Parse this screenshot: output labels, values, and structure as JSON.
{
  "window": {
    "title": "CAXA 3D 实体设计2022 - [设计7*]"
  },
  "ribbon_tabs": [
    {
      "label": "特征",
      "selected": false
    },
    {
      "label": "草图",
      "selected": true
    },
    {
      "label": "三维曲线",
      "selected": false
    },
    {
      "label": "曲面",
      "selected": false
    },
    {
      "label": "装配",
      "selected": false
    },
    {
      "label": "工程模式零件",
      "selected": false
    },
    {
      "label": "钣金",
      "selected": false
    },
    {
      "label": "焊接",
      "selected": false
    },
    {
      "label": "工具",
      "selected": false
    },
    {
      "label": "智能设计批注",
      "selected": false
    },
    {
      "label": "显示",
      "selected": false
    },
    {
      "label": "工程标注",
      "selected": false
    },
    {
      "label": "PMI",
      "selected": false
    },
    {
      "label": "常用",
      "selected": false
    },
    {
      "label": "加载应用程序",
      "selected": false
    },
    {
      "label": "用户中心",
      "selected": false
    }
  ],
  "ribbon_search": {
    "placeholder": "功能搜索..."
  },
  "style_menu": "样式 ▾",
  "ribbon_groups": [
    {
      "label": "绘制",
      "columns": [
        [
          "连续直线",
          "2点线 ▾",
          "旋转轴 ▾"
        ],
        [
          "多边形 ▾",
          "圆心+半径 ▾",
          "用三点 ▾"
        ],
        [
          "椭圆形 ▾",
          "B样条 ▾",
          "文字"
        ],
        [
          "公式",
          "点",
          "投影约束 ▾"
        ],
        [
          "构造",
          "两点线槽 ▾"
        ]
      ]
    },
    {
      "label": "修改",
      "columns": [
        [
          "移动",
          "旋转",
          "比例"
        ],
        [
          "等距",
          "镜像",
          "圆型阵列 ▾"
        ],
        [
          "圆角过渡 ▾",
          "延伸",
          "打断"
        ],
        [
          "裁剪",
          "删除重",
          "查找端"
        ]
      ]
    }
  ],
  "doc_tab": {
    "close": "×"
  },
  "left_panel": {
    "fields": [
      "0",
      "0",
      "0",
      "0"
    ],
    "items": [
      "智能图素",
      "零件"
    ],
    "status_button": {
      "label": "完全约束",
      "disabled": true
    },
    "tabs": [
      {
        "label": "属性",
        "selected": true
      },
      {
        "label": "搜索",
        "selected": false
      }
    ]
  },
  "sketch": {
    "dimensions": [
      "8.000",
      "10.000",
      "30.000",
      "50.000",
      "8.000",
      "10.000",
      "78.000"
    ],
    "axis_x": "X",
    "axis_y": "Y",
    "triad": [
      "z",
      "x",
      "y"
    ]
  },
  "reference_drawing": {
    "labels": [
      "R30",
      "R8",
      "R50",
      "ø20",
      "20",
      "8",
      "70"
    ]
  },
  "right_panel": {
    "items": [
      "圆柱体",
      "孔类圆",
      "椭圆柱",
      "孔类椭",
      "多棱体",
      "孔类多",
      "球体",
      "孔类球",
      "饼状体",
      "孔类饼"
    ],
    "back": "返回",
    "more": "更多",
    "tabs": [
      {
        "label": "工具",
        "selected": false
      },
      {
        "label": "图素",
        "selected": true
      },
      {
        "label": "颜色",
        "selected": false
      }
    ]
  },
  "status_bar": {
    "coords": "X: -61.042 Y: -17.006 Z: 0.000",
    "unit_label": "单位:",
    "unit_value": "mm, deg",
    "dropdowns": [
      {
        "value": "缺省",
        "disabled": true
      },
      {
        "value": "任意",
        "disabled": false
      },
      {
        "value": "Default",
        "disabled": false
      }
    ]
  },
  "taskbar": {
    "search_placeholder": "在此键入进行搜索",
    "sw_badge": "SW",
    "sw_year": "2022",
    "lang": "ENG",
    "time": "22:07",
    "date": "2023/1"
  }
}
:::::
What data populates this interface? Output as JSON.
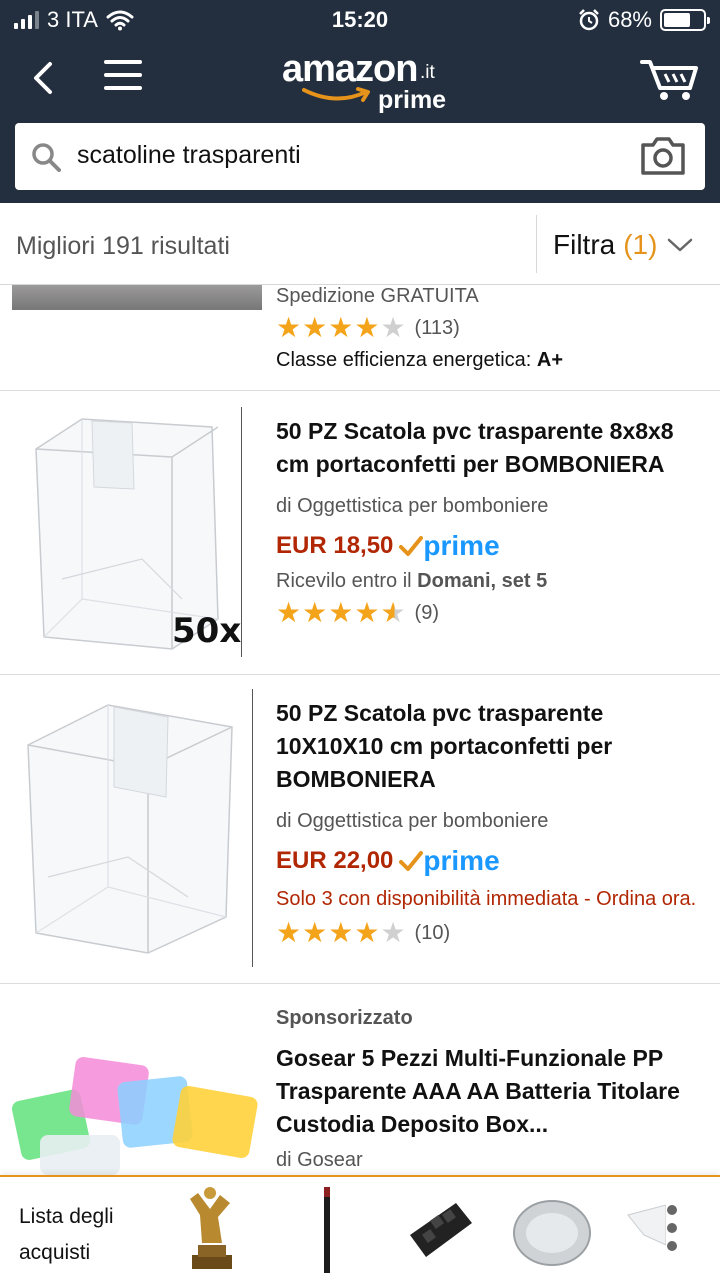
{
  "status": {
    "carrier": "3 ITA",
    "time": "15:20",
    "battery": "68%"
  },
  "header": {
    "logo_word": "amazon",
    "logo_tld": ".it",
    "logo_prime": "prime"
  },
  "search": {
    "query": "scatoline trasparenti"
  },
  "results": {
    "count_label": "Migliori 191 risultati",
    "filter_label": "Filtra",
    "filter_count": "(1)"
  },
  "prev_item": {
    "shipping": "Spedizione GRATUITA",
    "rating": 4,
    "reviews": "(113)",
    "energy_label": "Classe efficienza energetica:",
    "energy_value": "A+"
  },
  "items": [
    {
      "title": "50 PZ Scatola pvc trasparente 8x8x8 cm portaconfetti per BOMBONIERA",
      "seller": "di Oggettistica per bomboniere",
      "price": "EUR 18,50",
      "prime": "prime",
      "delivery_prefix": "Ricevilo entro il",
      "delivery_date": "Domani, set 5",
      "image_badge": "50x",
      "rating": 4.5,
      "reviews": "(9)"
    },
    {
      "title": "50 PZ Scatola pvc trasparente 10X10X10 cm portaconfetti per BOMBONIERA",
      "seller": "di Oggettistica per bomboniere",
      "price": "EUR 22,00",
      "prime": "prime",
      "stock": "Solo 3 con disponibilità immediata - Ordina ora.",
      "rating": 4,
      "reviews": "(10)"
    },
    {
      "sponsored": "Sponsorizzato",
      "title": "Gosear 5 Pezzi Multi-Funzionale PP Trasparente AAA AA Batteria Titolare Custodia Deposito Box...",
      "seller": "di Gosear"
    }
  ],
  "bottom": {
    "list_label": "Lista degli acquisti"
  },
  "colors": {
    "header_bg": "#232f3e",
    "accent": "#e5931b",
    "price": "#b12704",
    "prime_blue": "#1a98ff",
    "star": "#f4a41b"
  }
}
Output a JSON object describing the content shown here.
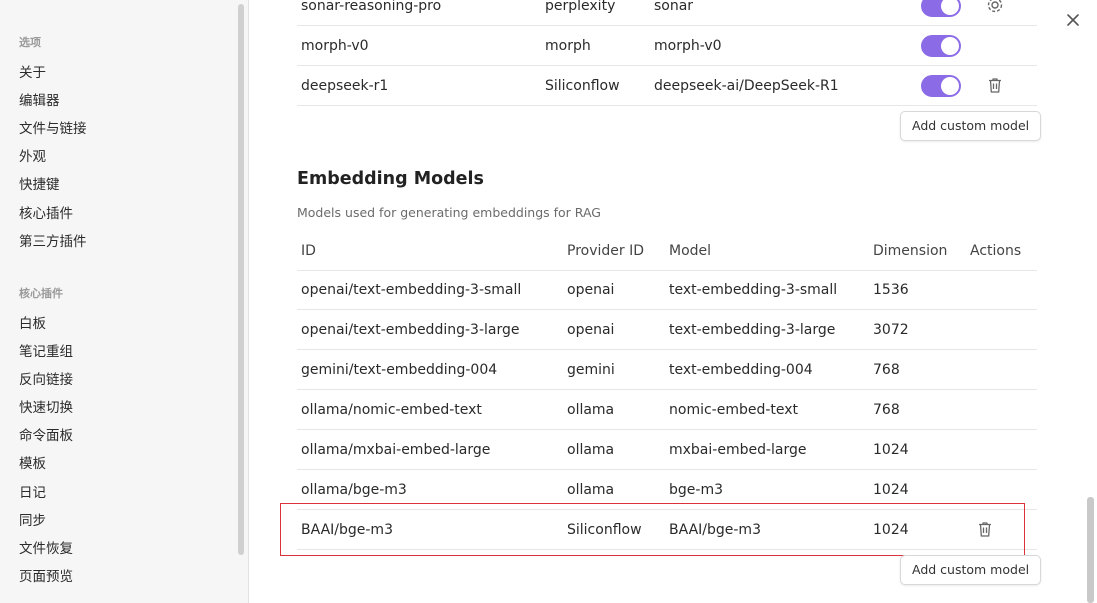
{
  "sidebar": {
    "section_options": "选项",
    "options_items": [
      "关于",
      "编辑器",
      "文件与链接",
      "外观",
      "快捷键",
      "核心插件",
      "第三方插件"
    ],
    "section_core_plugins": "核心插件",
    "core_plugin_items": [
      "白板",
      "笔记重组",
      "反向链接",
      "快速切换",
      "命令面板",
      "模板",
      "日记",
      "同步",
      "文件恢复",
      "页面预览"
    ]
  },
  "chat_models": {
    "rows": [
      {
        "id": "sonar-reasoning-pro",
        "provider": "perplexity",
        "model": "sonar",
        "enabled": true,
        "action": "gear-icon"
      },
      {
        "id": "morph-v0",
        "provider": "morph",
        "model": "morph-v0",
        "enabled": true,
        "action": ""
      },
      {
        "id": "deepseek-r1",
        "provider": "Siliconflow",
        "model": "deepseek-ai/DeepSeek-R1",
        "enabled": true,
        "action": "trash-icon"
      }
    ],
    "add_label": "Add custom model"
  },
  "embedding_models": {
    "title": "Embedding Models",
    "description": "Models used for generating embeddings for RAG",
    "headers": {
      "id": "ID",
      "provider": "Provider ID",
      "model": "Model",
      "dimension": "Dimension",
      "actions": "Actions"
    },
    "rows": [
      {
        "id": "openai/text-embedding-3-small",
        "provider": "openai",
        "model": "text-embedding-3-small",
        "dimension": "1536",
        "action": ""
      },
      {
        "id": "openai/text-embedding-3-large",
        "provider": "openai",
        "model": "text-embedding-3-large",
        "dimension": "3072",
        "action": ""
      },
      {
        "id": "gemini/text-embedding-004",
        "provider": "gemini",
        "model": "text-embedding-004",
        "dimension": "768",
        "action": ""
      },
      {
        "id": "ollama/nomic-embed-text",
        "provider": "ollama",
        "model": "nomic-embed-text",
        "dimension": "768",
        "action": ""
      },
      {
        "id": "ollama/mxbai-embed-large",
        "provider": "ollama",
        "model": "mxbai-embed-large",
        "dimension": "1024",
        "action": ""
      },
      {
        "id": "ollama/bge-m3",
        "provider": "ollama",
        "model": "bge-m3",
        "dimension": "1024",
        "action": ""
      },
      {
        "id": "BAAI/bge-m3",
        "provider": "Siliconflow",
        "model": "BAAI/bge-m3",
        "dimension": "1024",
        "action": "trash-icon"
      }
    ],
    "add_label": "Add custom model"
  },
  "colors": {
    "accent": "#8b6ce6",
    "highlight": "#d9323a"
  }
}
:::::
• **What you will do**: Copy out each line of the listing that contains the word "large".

• **Exercise output**:
        "id": "openai/text-embedding-3-large",
        "model": "text-embedding-3-large",
        "id": "ollama/mxbai-embed-large",
        "model": "mxbai-embed-large",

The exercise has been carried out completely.